By Brandon George, Senior Technical Architect, Sunrise Technolgies, Inc.
People have been talking about The Cloud for years, and now
it’s arrived. 2010 for sure will be the year of the Cloud. And though it's not
on any official calendar, those born under the year of the cloud are sure to be
free thinkers, operational vs. capital based, have abilities to get projects
going on their feet --- and into the cloud quickly.
Seriously, the next release, or wave of
Microsoft products, will enable more and more solutions to actually be true
Hyrbid clouds. This means Dynamics AX customers will need to understand what is
expected, as part of their solution design.
The next wave is just the very first part of what is on the horizon.
Microsoft Dynamics AX is the business platform, which the rest of the platform
makes use of to offer a total, single, hyrbid platform for users.

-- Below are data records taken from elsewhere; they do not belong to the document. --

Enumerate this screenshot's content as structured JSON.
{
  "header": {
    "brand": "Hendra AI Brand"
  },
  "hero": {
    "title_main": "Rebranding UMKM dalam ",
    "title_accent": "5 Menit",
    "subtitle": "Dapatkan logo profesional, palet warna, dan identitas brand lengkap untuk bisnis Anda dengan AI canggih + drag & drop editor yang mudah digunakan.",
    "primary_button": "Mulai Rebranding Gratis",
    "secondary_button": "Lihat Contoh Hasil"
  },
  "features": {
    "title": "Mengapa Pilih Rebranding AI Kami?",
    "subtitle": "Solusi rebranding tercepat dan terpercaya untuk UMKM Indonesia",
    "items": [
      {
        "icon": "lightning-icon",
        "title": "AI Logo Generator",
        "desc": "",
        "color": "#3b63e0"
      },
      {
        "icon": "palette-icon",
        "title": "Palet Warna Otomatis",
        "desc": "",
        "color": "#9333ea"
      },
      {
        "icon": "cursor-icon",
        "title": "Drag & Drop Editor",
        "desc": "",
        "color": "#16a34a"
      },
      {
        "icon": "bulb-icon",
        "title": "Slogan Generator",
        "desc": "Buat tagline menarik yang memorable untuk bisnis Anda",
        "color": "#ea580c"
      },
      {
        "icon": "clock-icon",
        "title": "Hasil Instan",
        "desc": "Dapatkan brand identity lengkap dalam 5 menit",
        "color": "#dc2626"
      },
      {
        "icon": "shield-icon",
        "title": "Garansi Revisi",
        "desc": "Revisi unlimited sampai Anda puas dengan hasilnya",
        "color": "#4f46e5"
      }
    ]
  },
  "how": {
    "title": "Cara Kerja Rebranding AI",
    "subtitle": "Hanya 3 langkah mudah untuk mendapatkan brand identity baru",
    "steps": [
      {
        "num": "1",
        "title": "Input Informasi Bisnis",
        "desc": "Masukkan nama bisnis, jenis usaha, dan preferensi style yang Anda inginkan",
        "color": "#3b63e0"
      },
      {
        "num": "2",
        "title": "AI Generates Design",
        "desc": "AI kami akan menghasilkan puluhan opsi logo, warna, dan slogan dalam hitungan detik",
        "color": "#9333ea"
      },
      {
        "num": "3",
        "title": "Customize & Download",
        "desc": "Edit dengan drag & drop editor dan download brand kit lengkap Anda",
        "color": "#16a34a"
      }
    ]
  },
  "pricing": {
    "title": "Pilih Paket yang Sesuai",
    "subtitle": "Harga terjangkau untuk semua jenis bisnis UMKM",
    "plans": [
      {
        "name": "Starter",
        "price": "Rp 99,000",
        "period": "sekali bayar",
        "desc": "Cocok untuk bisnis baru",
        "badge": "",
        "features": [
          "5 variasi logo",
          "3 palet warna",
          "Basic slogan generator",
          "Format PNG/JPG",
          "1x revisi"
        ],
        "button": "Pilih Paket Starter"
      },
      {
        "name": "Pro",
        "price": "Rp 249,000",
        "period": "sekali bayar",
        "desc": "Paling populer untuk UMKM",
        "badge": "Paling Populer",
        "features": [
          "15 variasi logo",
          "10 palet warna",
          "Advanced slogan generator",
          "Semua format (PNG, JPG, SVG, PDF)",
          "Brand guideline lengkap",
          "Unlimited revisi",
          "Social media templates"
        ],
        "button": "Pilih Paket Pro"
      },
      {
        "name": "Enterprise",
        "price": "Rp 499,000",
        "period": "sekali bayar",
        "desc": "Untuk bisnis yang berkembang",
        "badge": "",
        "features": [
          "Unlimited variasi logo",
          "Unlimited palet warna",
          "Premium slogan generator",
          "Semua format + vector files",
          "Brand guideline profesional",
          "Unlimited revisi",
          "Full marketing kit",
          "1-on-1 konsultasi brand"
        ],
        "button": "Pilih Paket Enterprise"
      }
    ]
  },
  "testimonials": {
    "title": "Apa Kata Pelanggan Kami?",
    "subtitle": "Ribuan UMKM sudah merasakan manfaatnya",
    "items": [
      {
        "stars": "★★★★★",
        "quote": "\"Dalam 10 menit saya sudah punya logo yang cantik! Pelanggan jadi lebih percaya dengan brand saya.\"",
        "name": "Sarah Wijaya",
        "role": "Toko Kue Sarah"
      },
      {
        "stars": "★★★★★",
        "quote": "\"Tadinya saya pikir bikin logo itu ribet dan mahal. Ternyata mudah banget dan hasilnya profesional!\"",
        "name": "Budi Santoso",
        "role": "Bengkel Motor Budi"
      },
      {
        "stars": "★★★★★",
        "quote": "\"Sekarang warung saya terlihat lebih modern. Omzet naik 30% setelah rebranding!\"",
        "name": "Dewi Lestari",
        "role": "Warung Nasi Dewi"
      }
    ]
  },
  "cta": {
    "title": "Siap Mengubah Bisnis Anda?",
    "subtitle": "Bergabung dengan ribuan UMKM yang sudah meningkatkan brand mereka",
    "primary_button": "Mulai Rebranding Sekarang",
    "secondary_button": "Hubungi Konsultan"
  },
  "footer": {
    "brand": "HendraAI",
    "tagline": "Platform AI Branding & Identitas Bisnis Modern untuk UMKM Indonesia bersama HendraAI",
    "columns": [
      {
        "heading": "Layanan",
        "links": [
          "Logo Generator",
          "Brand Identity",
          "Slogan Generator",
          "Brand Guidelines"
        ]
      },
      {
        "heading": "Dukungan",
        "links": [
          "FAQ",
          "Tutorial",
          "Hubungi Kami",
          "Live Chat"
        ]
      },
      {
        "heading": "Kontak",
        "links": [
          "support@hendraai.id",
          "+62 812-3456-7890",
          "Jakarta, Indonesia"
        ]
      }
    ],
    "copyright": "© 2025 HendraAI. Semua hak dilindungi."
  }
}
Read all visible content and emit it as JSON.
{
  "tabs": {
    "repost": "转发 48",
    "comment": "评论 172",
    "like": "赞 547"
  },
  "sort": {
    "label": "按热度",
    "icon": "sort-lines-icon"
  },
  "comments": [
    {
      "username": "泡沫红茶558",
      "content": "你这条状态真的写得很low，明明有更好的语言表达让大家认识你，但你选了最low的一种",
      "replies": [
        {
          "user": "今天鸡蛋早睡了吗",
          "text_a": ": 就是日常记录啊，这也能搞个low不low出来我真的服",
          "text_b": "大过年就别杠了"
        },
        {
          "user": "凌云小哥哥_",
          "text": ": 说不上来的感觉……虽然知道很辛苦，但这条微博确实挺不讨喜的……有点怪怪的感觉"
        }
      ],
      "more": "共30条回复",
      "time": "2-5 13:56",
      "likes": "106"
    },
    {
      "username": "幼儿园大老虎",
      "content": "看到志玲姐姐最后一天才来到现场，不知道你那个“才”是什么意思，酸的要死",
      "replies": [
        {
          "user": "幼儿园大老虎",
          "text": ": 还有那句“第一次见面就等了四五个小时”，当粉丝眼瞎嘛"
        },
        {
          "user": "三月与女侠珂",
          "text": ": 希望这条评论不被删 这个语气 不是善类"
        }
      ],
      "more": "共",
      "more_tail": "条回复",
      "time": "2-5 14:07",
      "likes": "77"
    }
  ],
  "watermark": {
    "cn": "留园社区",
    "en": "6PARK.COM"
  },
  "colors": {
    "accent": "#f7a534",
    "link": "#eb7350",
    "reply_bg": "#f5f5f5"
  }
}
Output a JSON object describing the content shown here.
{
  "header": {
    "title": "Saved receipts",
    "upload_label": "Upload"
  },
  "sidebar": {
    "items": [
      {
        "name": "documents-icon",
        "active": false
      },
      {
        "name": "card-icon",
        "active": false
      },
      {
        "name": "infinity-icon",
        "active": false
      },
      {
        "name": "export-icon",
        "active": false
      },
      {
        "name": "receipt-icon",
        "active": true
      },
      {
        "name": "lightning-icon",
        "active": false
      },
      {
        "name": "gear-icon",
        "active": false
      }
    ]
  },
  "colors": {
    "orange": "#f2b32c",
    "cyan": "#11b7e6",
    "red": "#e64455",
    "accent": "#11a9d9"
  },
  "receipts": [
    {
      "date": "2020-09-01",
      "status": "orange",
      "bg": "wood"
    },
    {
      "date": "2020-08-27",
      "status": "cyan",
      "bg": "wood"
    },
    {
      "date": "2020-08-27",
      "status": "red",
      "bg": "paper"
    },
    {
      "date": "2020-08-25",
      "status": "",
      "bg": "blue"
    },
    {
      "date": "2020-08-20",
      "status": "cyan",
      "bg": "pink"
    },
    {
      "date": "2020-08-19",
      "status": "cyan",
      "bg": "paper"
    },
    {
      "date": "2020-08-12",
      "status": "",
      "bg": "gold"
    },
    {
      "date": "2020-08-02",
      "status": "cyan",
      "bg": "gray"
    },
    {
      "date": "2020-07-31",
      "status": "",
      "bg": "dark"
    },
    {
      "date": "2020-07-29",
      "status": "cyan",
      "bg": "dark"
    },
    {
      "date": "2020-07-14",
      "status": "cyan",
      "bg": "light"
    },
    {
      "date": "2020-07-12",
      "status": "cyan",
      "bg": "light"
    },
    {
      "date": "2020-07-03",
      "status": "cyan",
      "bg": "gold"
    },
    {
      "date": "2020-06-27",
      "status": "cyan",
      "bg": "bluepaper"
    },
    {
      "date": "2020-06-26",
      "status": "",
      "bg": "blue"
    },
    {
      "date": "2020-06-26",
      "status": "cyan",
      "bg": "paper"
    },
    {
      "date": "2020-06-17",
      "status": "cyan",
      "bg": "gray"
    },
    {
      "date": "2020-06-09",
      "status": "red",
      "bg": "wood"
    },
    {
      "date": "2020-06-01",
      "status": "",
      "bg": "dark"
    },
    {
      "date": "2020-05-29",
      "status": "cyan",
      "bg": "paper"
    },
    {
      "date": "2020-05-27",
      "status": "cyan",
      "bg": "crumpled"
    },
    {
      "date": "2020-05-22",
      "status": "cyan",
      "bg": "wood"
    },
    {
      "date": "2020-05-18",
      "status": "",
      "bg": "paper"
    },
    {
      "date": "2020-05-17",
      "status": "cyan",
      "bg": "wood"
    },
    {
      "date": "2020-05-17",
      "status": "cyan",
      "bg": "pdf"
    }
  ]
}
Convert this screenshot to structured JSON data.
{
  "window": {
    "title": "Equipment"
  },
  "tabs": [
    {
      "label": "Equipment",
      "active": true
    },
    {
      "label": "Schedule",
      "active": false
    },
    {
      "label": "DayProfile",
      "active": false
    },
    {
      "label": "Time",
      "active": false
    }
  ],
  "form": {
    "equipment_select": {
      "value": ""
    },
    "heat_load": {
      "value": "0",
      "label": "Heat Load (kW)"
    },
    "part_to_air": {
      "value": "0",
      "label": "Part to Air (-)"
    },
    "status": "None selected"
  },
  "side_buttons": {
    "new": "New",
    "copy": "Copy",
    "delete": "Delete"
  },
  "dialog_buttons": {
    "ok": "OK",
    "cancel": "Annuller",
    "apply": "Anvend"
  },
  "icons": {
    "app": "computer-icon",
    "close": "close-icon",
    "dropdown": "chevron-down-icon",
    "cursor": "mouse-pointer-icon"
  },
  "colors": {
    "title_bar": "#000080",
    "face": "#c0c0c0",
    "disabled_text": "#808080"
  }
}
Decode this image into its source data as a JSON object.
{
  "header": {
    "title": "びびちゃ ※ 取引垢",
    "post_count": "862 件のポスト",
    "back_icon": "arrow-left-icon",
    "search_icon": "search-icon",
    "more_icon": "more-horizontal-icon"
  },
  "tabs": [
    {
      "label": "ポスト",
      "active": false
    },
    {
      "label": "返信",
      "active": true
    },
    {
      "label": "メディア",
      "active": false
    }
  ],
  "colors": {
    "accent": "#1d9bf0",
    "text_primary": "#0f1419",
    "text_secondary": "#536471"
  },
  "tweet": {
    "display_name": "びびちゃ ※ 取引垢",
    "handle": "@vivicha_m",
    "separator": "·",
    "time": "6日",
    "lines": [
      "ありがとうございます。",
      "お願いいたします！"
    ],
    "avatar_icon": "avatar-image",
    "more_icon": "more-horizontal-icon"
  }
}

Most all businesses, in some form or fashion, have an interest level in the
Cloud. When I talk to clients about Microsoft Azure, Microsoft's cloud
platform, the biggest thing I see as an issue is what the cloud offers. So here is my take on what the cloud offers
now, and likely in the future.
First, we must understand that there
will be two ways services and whole applications, including legacy, can live in
As one approach, you have the true cloud based Software+Services, 'Three
Screens and a Cloud' marketing tag lined approach. This includes services
that are built using SQL Azure, .Net AppFabric, Windows Azure, etc. that are
multi-tenant based. This means they can scale up or down, without need for the
services of a system administration, depending on the load of the given service
or services at hand.
This first approach is what makes such cloud-based services different from a
typical hosting environment, like having a server co-located somewhere and
users hitting it. This is also different than having a service hosted on some
web server, and users consuming it.
Once created, and set up, then the need of the service, truly governs the
resources used to serve that need.
Enter the second option for Azure platform based software or services. This is
where, for example, a legacy application could be used. Here, what you have is
a provisioned virtual image, which sits on top of the Azure platform. This is
very similar to having a co-located box somewhere. This is not dynamically
scalable, and so has a set of finite resources... unless an admin type
increases those resources.
The second option is a pay-for-use as well, and it's spread out over the CPU,
Disk I/O, etc.
So, now we have a better idea of what it means to be built on the Azure
platform. The current service offerings from Microsoft, are of option one.
These are truly dynamic scalable services, depending on the need, built using
Windows Azure, .Net AppFabric, SQL Azure, etc.
While you will have the ability to consume and work with
services developed by Microsoft, you’ll also be able to create your own,
custom, true cloud services with Dynamics AX, and also make use and consume
third party cloud based services.